>>>
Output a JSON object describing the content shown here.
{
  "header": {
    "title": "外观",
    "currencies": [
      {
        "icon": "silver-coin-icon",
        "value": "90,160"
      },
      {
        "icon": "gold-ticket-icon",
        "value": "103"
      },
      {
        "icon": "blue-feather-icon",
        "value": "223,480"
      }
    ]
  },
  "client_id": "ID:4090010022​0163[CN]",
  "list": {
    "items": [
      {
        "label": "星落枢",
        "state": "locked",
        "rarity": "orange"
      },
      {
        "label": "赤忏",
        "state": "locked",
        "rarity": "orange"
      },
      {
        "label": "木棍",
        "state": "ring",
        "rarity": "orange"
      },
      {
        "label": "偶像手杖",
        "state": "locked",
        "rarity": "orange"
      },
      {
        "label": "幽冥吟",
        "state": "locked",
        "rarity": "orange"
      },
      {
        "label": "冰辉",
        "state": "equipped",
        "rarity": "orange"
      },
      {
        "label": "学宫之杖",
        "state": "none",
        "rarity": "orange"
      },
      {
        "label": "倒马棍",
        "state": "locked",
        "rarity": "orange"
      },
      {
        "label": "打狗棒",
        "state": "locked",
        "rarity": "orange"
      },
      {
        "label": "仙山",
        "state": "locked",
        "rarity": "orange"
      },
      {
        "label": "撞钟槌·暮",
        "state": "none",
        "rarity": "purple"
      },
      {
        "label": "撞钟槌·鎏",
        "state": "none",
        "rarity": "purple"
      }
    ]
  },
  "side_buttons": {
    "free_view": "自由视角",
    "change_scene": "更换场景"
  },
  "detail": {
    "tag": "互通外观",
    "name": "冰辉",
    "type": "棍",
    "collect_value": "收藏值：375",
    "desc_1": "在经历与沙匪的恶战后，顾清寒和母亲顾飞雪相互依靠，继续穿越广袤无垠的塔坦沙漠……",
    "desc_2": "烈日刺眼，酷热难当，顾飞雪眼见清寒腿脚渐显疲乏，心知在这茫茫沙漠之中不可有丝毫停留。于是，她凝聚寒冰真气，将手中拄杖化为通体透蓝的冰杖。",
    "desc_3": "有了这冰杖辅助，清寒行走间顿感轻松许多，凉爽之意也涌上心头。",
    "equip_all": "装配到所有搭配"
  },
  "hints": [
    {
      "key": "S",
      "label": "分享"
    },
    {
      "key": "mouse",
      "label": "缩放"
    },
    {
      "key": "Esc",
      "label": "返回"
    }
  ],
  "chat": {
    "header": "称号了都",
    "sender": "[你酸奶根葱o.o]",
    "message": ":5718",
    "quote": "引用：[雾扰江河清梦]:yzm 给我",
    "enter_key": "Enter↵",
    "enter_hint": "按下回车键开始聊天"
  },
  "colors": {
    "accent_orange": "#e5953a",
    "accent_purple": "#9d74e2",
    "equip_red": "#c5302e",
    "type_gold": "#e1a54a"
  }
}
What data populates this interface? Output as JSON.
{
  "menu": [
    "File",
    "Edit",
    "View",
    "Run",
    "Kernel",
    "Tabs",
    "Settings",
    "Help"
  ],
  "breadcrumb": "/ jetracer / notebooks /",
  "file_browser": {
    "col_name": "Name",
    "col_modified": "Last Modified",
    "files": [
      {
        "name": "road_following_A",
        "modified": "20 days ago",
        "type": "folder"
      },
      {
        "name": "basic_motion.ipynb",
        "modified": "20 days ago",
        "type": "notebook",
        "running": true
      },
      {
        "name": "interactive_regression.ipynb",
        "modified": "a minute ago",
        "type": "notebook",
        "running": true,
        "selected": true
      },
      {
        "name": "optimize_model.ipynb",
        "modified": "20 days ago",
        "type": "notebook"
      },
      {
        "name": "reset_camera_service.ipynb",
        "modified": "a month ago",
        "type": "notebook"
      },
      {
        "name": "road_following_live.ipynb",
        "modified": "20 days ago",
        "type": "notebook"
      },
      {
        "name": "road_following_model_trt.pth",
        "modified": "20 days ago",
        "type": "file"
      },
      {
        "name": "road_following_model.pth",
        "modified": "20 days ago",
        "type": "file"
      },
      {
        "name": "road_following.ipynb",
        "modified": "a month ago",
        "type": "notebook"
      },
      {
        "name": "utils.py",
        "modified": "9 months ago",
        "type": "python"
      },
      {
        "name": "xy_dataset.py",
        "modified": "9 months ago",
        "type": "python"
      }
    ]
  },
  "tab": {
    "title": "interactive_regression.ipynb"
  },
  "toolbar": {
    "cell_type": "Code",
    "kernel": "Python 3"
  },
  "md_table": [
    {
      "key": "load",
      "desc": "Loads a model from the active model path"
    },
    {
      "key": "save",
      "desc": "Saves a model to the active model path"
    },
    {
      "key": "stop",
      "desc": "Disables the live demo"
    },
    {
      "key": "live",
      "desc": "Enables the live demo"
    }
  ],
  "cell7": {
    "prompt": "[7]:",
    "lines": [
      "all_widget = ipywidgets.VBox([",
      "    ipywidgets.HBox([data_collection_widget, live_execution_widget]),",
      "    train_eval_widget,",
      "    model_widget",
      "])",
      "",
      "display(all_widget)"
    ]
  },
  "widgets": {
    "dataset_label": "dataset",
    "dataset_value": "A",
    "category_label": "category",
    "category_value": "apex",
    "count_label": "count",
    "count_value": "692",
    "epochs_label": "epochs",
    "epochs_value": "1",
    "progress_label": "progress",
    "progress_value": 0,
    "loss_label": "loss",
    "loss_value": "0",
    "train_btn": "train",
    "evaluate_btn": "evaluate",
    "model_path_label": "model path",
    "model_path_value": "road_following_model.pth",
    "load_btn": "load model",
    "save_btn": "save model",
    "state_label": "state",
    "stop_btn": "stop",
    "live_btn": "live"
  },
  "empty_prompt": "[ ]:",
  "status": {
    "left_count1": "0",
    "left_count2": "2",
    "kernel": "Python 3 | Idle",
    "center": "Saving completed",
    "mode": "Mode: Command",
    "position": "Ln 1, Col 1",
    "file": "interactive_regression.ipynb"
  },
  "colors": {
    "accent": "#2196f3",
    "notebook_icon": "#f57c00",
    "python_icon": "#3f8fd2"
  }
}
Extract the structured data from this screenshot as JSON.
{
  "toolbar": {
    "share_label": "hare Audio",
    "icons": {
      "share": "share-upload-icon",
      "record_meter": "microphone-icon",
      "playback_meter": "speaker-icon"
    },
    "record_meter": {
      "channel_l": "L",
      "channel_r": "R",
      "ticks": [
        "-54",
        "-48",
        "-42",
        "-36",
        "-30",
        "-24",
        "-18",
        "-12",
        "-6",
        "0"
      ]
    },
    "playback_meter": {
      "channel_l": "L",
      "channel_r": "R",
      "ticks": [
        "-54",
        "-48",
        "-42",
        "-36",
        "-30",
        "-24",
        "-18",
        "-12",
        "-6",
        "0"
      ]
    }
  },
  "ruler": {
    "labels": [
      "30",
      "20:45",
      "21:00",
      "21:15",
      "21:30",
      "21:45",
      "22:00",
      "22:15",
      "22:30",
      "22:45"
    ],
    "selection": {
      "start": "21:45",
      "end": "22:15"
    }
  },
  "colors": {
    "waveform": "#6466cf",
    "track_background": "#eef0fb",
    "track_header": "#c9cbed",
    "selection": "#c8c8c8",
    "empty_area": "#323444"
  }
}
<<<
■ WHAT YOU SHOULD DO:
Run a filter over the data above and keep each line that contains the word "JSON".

■ WORKED SOLUTION:
Output a JSON object describing the content shown here.
What data populates this interface? Output as JSON.
Extract the structured data from this screenshot as JSON.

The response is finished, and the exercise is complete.